── STORED DATA ──

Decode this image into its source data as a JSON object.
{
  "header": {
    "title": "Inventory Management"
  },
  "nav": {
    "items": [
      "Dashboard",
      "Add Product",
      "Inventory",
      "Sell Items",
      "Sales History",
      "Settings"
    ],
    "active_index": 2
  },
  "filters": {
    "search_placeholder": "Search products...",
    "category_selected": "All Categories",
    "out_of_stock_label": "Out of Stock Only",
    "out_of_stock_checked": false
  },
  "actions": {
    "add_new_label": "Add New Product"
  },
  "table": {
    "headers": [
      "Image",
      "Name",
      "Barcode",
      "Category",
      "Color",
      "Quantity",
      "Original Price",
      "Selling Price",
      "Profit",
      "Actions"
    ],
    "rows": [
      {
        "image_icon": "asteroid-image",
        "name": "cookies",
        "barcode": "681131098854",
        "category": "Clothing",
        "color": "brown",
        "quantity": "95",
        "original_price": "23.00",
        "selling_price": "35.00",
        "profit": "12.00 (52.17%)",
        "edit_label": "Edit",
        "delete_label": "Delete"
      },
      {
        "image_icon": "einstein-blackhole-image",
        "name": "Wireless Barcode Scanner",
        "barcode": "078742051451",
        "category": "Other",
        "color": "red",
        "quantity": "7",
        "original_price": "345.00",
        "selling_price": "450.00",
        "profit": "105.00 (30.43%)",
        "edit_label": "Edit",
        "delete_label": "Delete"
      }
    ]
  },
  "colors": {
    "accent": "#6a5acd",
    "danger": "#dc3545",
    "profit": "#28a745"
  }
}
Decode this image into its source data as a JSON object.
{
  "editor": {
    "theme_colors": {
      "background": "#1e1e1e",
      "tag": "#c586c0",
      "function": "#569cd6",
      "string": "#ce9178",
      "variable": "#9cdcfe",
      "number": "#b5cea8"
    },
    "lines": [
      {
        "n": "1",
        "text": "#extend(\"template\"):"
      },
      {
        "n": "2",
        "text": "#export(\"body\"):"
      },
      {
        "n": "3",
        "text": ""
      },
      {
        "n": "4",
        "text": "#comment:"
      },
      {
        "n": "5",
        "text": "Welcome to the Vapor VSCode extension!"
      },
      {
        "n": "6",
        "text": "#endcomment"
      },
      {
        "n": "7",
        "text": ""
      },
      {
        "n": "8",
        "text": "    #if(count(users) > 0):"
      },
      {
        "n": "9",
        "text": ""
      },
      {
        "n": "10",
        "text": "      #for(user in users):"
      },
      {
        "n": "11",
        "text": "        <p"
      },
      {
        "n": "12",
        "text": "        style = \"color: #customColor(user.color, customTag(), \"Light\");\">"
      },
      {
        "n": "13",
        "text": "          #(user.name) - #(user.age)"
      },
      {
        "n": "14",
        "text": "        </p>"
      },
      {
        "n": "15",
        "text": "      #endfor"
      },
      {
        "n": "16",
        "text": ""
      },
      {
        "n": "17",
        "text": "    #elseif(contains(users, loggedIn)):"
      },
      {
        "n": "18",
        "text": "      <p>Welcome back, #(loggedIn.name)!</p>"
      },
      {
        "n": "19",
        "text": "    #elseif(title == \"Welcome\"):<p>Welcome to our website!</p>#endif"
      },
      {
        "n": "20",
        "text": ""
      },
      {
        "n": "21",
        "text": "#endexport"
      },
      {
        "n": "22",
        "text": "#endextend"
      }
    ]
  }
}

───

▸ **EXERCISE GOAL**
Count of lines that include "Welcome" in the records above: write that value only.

▸ **SOLUTION BELOW**
3